The ninth element is that Judaism provides acceptable ways to experience and express emotions. For instance after burying of a close relative, the deceased were prohibited from cooking for themselves (Bank 54). This action was a way through which they would effectively mourn for their deceased. Another way of expressing emotions is when a person was near death, the entire family gathered around to honour and pay respect for the last time.
The last element is that Orthodox Judaism has myths which may be deemed to be true since they teach about positive human character (Molloy 387). A myth that was used by Persian Jews is that when an extremist Muslim leader declared that all Jews in a certain part of Persia be killed (Freundel 167)). They were to be killed because he believed that Jews took blood of Muslim children during Passover.

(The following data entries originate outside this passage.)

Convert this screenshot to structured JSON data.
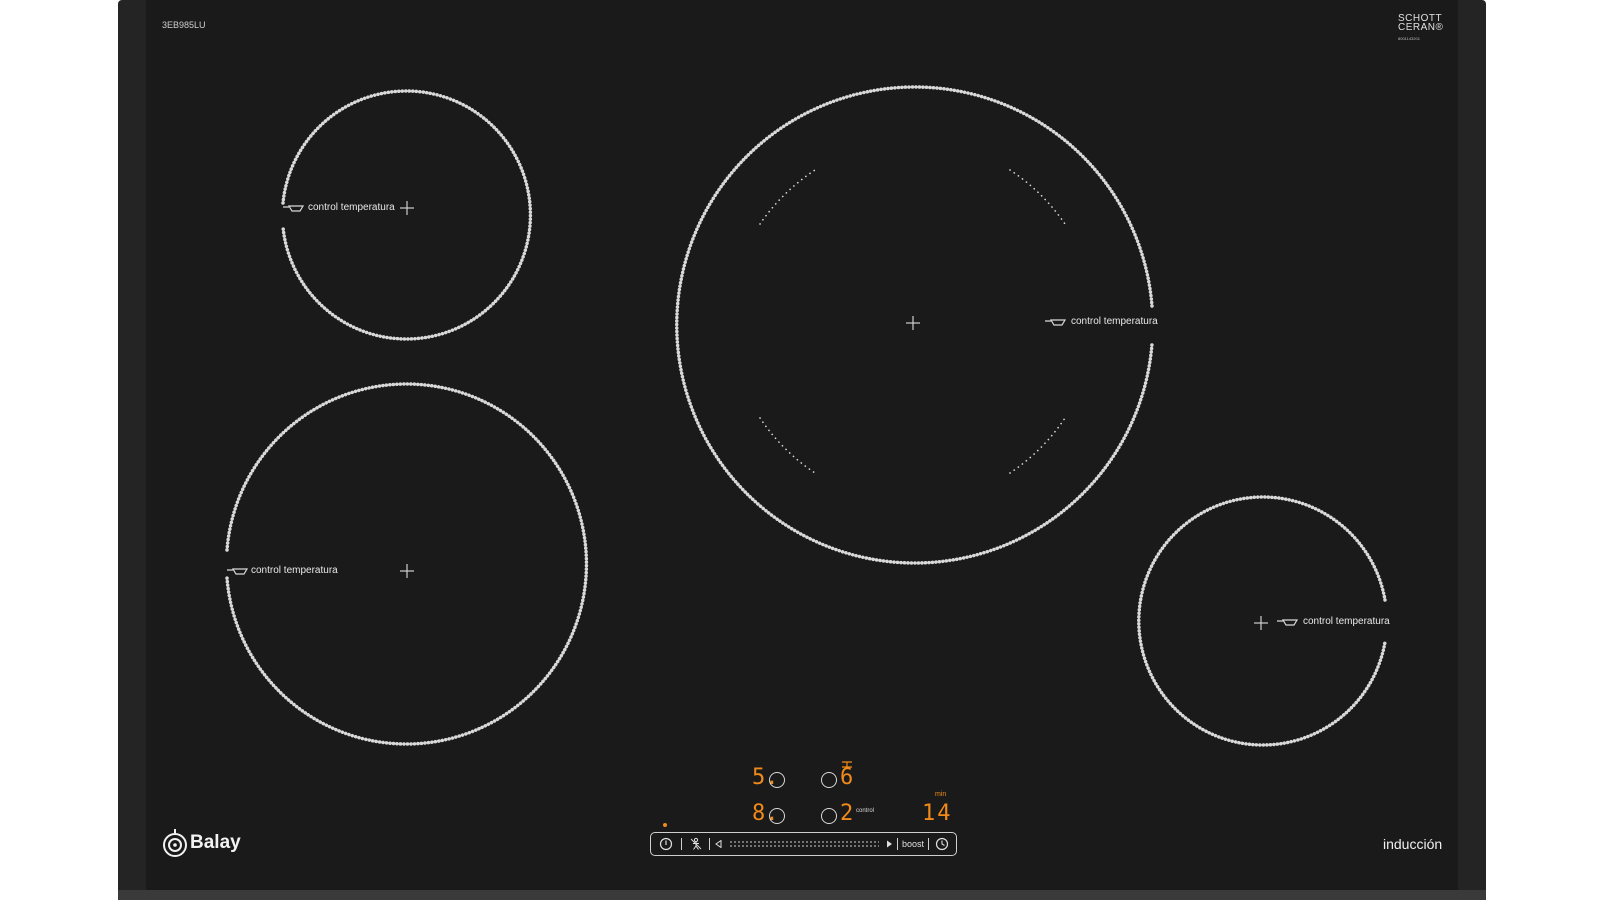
{
  "product": {
    "model_code": "3EB985LU",
    "brand": "Balay",
    "technology_label": "inducción",
    "glass_brand_line1": "SCHOTT",
    "glass_brand_line2": "CERAN®",
    "glass_serial": "8001143201"
  },
  "zones": [
    {
      "id": "rear-left",
      "label": "control temperatura"
    },
    {
      "id": "front-left",
      "label": "control temperatura"
    },
    {
      "id": "center-large",
      "label": "control temperatura"
    },
    {
      "id": "front-right",
      "label": "control temperatura"
    }
  ],
  "displays": {
    "rear_left_level": "5.",
    "front_left_level": "8.",
    "center_level": "6",
    "right_level": "2",
    "right_tag": "control",
    "timer_value": "14",
    "timer_unit": "min"
  },
  "control_panel": {
    "power_icon": "power-icon",
    "child_lock_icon": "child-lock-icon",
    "slider_left_icon": "triangle-left-icon",
    "slider_right_icon": "triangle-right-icon",
    "boost_label": "boost",
    "timer_icon": "clock-icon"
  },
  "colors": {
    "display_accent": "#f08a1a",
    "glass": "#1a1a1a",
    "frame": "#242424"
  }
}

Through a complex logical argument a Jew proves that the Muslim leader is lying in the decree hence peace once again ensued in Persia. This was a myth that showed that intelligence and good reasoning should be used to defeat ignorance.
Bank, Richard. 101 things everyone should know about Judaism: Beliefs, Practices, Customs, and Traditions. Littlefield Street: Adams Media, 2005. Print. 21-85
Cohn-Sherbok, Dan. Judaism Today. London: Continuum Publishers, 2010. Print. 57-63
Freundel, Barry. Contemporary Orthodox Judaism’s Response to Modernity. New Jersey: KTAV Publishing House, 2004. Print. : 110-178
Molloy, Michael. Experiencing the world’s religions: tradition, challenge, and change (2nd ed.). New York: Mayfield Pub, 1998. Print. Chapter 8